■ What you need to do ■
Work out how many lines in the records below include the string "meta", and reply with that number alone.
━━━ Records for this exercise ━━━
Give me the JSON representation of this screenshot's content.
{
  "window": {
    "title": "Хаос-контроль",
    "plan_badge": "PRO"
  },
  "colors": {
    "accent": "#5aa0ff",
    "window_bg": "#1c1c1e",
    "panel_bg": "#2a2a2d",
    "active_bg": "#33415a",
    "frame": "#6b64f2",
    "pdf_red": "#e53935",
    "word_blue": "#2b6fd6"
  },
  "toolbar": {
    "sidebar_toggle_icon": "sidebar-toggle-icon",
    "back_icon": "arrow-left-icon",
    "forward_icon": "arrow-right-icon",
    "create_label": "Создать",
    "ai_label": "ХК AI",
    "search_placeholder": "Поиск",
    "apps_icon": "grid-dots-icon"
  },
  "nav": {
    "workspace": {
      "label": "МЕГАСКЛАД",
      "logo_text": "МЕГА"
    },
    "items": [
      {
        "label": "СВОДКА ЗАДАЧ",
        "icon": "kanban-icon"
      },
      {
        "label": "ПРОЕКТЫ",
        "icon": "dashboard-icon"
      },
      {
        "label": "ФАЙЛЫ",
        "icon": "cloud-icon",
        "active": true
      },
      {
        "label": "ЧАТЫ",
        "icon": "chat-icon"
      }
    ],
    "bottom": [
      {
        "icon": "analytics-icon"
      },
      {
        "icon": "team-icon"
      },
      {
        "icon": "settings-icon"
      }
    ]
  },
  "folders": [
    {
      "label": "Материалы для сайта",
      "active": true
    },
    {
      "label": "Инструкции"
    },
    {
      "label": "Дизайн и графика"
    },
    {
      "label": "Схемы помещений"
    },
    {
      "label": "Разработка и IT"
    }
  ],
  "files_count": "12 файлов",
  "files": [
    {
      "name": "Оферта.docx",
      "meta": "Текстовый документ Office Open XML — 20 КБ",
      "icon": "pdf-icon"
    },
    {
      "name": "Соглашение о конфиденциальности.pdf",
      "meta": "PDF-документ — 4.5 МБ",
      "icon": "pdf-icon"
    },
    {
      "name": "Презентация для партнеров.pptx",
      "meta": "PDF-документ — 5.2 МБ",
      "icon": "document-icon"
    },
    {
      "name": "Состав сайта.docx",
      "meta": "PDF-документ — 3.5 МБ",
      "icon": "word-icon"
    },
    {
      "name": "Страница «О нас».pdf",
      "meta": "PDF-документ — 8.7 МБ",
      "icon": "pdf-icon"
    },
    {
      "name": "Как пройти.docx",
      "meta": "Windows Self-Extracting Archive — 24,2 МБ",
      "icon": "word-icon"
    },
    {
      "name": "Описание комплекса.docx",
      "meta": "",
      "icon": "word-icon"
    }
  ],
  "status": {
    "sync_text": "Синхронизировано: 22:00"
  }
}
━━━
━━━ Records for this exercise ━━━
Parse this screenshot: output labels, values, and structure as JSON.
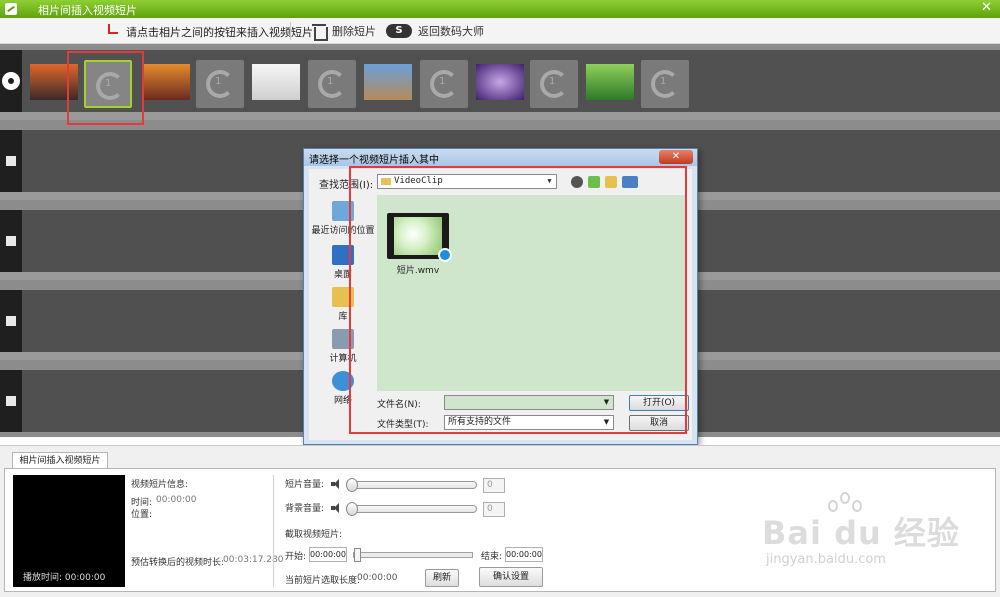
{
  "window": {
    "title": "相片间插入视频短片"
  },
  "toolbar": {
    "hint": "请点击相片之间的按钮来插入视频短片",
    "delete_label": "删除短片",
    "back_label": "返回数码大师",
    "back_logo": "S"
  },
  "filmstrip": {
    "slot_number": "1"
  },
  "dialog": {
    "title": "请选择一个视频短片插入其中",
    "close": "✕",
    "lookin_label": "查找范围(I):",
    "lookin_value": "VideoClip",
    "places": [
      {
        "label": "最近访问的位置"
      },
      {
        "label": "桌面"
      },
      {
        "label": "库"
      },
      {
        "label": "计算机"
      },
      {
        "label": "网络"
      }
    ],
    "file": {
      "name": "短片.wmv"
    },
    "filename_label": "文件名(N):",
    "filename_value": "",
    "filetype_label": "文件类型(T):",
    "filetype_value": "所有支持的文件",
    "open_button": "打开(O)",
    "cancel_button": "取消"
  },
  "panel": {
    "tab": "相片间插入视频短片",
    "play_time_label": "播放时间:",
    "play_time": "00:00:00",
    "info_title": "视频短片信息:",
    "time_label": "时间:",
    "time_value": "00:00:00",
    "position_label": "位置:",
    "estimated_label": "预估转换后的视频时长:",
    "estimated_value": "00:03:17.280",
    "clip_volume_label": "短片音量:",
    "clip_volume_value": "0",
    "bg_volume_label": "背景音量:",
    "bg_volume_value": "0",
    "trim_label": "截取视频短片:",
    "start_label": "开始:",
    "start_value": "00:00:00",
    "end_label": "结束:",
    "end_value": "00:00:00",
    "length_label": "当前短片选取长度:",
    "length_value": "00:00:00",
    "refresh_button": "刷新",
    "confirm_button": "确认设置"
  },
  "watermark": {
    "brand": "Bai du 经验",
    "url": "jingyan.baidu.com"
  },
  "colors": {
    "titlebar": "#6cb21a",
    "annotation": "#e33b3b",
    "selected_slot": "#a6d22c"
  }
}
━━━
■ Reply to the exercise ■
7